- Marco Funiciello (2019). Should I Use Ice or Heat for My Lower Back Pain? SPINE-health. Available from: https://www.spine-health.com/blog/should-i-use-ice-or-heat-my-lower-back-pain
- Stephen Hochschuler (2019). What You Need to Know About Sciatica. SPINE-health. Available from: https://www.spine-health.com/conditions/sciatica/what-you-need-know-about-sciatica
- Donna Christiano (2019). What Is Creating the Tingling Sensation in My Back? Healthline. Available from: https://www.healthline.com/health/tingling-in-back
Content on the DrHouse website is written by our medical content team and reviewed by qualified MDs, PhDs, NPs, and PharmDs. We follow strict content creation guidelines to ensure accurate medical information. However, this content is for informational purposes only and not a substitute for professional medical advice, diagnosis, or treatment. For more information read our medical disclaimer.
Always consult with your physician or other qualified health providers about medical concerns.
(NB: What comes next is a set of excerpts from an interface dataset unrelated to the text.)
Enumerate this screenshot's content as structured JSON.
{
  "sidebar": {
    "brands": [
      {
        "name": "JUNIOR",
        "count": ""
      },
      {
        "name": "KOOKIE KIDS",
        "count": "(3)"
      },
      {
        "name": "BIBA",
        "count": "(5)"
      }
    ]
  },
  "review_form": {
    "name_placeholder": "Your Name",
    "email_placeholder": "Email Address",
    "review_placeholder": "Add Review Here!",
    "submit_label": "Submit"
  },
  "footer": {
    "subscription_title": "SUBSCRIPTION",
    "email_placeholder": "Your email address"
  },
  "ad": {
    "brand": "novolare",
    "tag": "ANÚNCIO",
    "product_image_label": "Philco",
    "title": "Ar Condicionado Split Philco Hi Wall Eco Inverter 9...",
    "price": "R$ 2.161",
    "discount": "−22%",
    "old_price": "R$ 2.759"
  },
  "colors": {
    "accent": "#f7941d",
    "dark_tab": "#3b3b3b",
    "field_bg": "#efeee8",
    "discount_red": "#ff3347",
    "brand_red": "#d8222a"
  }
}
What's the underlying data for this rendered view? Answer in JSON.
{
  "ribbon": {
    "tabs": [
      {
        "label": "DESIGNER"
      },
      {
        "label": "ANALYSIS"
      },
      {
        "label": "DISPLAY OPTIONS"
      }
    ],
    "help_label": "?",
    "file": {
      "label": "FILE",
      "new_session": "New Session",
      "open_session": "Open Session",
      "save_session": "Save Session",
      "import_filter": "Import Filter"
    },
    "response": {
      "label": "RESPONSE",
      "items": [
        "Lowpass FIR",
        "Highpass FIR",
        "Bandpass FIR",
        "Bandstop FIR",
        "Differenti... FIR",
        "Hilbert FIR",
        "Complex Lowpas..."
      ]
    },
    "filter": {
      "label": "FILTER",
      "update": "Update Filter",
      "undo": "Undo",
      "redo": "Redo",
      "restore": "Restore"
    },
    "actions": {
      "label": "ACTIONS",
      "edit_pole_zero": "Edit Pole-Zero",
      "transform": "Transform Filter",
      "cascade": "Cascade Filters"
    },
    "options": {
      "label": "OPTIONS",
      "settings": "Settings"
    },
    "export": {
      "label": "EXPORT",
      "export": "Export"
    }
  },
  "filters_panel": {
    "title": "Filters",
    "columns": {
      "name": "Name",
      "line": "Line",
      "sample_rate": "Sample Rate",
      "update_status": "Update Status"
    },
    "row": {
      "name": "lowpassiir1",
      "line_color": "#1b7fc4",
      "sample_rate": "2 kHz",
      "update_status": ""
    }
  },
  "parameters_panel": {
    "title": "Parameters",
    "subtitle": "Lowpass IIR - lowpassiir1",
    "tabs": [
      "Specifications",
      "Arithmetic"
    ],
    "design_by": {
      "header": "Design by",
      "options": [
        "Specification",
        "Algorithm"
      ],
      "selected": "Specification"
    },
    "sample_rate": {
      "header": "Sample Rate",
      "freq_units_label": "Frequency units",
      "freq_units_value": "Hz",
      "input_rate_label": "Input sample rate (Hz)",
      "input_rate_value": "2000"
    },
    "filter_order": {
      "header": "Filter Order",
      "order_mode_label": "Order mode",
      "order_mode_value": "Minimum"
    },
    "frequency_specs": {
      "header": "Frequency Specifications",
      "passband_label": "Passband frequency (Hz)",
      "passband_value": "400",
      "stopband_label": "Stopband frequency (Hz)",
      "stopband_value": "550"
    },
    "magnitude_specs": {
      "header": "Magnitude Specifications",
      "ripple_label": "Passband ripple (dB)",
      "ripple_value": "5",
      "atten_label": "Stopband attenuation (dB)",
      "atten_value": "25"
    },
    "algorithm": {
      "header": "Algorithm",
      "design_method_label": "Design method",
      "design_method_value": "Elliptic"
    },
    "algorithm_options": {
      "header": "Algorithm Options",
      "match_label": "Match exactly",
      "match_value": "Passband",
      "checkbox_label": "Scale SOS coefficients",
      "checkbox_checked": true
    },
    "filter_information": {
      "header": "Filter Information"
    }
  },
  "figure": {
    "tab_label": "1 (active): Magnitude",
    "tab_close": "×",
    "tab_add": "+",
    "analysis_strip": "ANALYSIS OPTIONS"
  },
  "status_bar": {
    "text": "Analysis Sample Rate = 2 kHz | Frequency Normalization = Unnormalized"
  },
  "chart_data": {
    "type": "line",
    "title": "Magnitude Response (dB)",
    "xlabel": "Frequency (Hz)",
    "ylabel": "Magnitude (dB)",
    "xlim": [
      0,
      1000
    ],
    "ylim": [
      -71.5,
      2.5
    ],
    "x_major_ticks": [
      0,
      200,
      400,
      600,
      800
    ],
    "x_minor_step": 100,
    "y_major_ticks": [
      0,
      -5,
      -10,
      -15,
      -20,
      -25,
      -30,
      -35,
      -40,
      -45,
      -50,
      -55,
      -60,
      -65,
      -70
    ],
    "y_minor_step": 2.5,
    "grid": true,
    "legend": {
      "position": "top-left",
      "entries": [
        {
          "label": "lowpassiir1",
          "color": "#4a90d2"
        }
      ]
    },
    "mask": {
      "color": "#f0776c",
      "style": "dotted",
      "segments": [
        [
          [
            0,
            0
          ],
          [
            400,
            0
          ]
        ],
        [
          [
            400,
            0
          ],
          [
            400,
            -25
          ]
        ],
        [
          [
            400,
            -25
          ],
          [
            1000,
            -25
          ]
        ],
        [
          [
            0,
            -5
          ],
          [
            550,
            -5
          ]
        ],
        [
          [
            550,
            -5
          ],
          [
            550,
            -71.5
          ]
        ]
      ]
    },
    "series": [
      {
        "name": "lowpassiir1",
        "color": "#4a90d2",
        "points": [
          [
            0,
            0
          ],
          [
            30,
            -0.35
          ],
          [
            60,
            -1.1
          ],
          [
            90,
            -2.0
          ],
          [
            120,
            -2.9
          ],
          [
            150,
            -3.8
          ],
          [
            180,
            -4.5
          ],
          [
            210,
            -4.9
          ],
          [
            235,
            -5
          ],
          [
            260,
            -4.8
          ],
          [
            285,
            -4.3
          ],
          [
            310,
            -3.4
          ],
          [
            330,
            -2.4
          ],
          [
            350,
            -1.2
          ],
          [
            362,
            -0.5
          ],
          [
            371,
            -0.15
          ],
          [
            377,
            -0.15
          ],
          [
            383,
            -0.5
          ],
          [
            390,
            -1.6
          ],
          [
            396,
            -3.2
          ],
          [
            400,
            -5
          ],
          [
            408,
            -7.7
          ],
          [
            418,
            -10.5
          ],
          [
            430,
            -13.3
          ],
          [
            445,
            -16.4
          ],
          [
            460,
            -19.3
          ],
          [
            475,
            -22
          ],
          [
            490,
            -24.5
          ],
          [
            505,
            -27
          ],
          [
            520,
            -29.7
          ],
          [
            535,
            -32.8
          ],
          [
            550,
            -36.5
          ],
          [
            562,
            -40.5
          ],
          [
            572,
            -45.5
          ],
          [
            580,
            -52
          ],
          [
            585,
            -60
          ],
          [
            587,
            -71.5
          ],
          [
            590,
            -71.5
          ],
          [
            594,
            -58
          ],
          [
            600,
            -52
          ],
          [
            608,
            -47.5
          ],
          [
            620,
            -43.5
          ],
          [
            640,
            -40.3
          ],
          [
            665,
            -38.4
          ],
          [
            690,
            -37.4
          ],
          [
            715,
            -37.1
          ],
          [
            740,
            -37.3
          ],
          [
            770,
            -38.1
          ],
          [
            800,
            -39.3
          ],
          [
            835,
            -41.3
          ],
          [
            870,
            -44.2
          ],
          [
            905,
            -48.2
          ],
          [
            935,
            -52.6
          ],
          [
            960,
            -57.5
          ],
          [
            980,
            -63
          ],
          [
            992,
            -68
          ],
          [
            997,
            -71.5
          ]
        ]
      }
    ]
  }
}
Never disregard professional medical advice or delay seeking it based on what you read on this website.
If you are experiencing high fever (>103F/39.4C), shortness of breath, difficulty breathing, chest pain, heart palpitations, abnormal bruising, abnormal bleeding, extreme fatigue, dizziness, new weakness or paralysis, difficulty with speech, confusion, extreme pain in any body part, or inability to remain hydrated or keep down fluids or feel you may have any other life-threatening condition, please go to the emergency department or call 911 immediately.
DrHouse provides 24/7 virtual urgent care, men’s health, women’s health and online prescriptions.
On-demand virtual visits
24/7 care support
Prescriptions as needed